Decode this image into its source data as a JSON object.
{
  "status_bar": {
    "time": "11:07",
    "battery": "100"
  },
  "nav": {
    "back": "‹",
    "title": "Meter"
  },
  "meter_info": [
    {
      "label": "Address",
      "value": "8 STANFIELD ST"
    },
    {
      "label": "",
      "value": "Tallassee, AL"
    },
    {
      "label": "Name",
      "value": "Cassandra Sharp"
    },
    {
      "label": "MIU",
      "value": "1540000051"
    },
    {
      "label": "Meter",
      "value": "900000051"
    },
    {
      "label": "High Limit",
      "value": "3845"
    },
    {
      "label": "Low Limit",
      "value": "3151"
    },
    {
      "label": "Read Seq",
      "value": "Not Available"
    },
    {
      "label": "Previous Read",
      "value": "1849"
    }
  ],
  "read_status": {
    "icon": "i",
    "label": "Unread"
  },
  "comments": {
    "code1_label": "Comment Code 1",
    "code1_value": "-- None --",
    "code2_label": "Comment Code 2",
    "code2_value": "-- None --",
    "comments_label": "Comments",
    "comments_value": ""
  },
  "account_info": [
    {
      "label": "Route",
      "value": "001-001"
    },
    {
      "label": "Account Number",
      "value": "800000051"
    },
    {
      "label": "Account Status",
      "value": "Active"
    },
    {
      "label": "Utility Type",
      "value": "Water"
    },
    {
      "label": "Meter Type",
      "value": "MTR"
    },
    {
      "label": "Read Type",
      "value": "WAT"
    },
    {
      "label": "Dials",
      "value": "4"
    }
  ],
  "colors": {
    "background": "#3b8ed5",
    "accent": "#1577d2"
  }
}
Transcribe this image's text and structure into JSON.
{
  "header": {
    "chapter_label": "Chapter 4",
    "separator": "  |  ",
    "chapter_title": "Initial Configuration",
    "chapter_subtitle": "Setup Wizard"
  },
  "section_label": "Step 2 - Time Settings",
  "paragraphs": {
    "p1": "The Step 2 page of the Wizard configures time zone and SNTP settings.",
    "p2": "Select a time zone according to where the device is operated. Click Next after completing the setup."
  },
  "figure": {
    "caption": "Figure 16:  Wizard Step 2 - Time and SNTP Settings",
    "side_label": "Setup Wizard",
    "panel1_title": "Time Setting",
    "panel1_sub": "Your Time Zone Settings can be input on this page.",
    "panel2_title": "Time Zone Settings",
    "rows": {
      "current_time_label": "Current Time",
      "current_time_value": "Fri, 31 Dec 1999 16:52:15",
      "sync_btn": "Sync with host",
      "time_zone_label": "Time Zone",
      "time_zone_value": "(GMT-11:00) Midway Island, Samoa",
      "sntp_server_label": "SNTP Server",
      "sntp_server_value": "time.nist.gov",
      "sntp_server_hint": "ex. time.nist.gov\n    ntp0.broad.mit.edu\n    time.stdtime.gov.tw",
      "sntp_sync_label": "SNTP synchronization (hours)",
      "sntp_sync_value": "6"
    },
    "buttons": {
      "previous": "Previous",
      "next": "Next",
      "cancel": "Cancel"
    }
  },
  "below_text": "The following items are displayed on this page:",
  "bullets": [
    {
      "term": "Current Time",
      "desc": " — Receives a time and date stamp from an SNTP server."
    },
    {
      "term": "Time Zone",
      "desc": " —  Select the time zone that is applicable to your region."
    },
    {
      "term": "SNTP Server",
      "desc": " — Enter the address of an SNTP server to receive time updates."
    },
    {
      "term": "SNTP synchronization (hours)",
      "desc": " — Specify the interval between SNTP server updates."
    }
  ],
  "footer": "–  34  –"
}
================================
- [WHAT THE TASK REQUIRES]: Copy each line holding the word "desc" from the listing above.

- [RESPONSE FOR THIS EXERCISE]:
      "desc": " — Receives a time and date stamp from an SNTP server."
      "desc": " —  Select the time zone that is applicable to your region."
      "desc": " — Enter the address of an SNTP server to receive time updates."
      "desc": " — Specify the interval between SNTP server updates."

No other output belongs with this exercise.